  4. At regular intervals over the night the website totals were cross-checked against the Lotus 1-2-3 totals to ensure that accurate numbers had been entered into both.

The journey from poll-to-Internet took about 3 minutes from start to finish; results were slower to be reported than in previous elections simply because of the additional task of counting the plebiscite ballots in Stratford and Charlottetown: the first poll result was reported at 7:14 p.m. and the last poll reported was almost four hours later at 11:10 p.m.

Because there were no technical fires to put out, I was free to sit in the background, providing colour commentary on the Elections PEI Twitter feed (an experiment we launched over the weekend) and see the data entry process from the outside looking in for the first time (kudos to my colleague/brother Johnny, who did all the data entry this time out).

We’ll be back in the saddle in less than a year’s time, applying what we learned, for the Provincial General Election in October of 2011.

Data Entry


Jocelyne Lloyd's picture
Jocelyne Lloyd on November 2, 2010 - 15:30 Permalink

Hi Peter — The site never let us down all night. And we scalped from it frequently. Thanks very much! Jocelyne Lloyd, web editor, The Guardian

Robert Paterson's picture
Robert Paterson on November 2, 2010 - 15:36 Permalink

Bravo Peter!

Mike Grace's picture
Mike Grace on November 2, 2010 - 16:02 Permalink

Awesome!! Always good to hear about success stories like this.

CJW's picture
CJW on November 2, 2010 - 16:36 Permalink

Good show. I was happily refreshing on my Blackberry (w/ no css) throughout and the concise results page was great.

Good luck next year!

Peter Rukavina's picture
Peter Rukavina on November 2, 2010 - 17:06 Permalink

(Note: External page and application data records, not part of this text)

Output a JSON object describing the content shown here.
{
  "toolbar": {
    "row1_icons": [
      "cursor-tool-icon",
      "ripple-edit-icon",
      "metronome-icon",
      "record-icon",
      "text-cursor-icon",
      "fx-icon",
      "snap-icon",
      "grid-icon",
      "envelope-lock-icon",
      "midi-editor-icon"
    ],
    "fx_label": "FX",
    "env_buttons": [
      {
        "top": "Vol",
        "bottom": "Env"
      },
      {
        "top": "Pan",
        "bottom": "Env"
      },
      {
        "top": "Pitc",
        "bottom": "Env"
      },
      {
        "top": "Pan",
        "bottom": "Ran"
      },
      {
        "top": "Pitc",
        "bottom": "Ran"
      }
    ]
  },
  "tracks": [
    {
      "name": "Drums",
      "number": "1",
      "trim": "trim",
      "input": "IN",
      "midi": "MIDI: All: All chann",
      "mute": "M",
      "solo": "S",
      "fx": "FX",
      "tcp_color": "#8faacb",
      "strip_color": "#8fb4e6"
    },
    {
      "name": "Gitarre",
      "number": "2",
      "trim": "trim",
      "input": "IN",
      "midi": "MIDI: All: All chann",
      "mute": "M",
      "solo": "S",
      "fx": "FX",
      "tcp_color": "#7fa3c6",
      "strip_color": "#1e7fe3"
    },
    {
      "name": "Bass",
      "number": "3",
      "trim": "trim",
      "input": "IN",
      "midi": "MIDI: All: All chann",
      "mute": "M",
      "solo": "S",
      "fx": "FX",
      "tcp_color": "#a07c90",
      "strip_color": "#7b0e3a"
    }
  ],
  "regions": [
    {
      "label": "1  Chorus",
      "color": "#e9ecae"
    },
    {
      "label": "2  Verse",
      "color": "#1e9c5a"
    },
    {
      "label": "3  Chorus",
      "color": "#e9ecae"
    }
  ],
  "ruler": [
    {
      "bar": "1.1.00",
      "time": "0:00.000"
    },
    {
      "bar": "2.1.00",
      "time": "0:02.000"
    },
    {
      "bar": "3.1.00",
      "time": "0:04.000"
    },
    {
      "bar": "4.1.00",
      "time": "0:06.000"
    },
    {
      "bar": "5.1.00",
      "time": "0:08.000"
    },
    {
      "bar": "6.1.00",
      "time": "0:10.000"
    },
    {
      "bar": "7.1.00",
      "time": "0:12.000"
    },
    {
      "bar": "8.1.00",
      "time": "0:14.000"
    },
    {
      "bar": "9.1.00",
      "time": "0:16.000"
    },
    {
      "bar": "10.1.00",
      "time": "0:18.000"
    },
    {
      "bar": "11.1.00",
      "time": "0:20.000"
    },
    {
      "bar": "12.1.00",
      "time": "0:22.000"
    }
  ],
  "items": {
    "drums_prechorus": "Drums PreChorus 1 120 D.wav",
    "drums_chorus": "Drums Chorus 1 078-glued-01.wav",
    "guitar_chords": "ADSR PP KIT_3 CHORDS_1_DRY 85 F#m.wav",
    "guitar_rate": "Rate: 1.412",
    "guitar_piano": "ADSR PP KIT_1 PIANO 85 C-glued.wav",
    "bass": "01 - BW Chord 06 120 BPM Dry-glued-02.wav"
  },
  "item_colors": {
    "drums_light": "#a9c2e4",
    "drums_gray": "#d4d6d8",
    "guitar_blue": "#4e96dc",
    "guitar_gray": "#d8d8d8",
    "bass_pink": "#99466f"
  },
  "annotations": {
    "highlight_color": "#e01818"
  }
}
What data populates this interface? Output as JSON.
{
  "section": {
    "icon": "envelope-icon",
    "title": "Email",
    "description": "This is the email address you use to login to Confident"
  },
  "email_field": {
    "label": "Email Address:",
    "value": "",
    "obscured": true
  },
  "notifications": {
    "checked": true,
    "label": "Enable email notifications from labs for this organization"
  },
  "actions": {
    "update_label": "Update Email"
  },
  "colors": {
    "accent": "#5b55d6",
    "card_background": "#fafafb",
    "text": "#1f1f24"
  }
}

The issue with CloudFront wasn’t the default root object, it was the caching: CloudFront caches content by default, and although you can invalidate the cache, this seemed like more trouble than it was worth given the frequency of content updating (once per minute).